# [Stored data]
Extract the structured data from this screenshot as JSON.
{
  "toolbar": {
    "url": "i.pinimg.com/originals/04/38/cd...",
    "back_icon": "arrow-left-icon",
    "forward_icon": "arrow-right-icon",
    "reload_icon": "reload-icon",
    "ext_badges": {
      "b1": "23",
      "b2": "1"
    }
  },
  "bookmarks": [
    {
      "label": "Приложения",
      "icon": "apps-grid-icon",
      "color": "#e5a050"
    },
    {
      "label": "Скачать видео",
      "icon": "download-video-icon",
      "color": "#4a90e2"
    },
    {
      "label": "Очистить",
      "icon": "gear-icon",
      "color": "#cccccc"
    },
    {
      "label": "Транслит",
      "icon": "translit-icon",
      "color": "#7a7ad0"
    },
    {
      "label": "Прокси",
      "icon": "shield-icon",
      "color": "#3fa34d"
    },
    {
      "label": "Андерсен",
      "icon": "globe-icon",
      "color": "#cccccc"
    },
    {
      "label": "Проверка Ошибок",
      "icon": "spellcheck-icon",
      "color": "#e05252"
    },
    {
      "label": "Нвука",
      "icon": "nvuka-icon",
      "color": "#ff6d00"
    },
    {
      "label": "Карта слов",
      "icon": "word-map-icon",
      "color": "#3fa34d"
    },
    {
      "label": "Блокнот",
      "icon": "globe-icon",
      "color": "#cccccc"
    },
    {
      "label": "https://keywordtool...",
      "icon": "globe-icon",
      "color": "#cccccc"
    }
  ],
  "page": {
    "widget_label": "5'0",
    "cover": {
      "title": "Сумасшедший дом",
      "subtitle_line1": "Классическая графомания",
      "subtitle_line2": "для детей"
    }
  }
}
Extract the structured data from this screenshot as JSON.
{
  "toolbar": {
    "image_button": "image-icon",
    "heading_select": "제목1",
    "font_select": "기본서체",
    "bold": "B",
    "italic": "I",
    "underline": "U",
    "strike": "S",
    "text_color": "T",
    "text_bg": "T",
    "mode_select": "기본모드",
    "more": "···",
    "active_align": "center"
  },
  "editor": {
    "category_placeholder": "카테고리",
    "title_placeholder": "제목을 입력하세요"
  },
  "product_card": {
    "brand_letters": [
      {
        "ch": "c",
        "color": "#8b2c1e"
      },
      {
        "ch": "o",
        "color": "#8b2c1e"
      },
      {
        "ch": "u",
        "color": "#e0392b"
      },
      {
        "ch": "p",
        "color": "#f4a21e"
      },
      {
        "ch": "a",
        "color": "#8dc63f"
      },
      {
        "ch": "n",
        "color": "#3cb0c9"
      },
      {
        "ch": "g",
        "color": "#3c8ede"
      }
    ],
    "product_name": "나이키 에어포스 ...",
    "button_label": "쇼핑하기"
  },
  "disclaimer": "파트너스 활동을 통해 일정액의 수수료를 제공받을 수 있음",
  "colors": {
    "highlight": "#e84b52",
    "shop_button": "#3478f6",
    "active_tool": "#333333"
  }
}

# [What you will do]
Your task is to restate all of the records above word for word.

# [Your response]
Extract the structured data from this screenshot as JSON.
{
  "toolbar": {
    "url": "i.pinimg.com/originals/04/38/cd...",
    "back_icon": "arrow-left-icon",
    "forward_icon": "arrow-right-icon",
    "reload_icon": "reload-icon",
    "ext_badges": {
      "b1": "23",
      "b2": "1"
    }
  },
  "bookmarks": [
    {
      "label": "Приложения",
      "icon": "apps-grid-icon",
      "color": "#e5a050"
    },
    {
      "label": "Скачать видео",
      "icon": "download-video-icon",
      "color": "#4a90e2"
    },
    {
      "label": "Очистить",
      "icon": "gear-icon",
      "color": "#cccccc"
    },
    {
      "label": "Транслит",
      "icon": "translit-icon",
      "color": "#7a7ad0"
    },
    {
      "label": "Прокси",
      "icon": "shield-icon",
      "color": "#3fa34d"
    },
    {
      "label": "Андерсен",
      "icon": "globe-icon",
      "color": "#cccccc"
    },
    {
      "label": "Проверка Ошибок",
      "icon": "spellcheck-icon",
      "color": "#e05252"
    },
    {
      "label": "Нвука",
      "icon": "nvuka-icon",
      "color": "#ff6d00"
    },
    {
      "label": "Карта слов",
      "icon": "word-map-icon",
      "color": "#3fa34d"
    },
    {
      "label": "Блокнот",
      "icon": "globe-icon",
      "color": "#cccccc"
    },
    {
      "label": "https://keywordtool...",
      "icon": "globe-icon",
      "color": "#cccccc"
    }
  ],
  "page": {
    "widget_label": "5'0",
    "cover": {
      "title": "Сумасшедший дом",
      "subtitle_line1": "Классическая графомания",
      "subtitle_line2": "для детей"
    }
  }
}
Extract the structured data from this screenshot as JSON.
{
  "toolbar": {
    "image_button": "image-icon",
    "heading_select": "제목1",
    "font_select": "기본서체",
    "bold": "B",
    "italic": "I",
    "underline": "U",
    "strike": "S",
    "text_color": "T",
    "text_bg": "T",
    "mode_select": "기본모드",
    "more": "···",
    "active_align": "center"
  },
  "editor": {
    "category_placeholder": "카테고리",
    "title_placeholder": "제목을 입력하세요"
  },
  "product_card": {
    "brand_letters": [
      {
        "ch": "c",
        "color": "#8b2c1e"
      },
      {
        "ch": "o",
        "color": "#8b2c1e"
      },
      {
        "ch": "u",
        "color": "#e0392b"
      },
      {
        "ch": "p",
        "color": "#f4a21e"
      },
      {
        "ch": "a",
        "color": "#8dc63f"
      },
      {
        "ch": "n",
        "color": "#3cb0c9"
      },
      {
        "ch": "g",
        "color": "#3c8ede"
      }
    ],
    "product_name": "나이키 에어포스 ...",
    "button_label": "쇼핑하기"
  },
  "disclaimer": "파트너스 활동을 통해 일정액의 수수료를 제공받을 수 있음",
  "colors": {
    "highlight": "#e84b52",
    "shop_button": "#3478f6",
    "active_tool": "#333333"
  }
}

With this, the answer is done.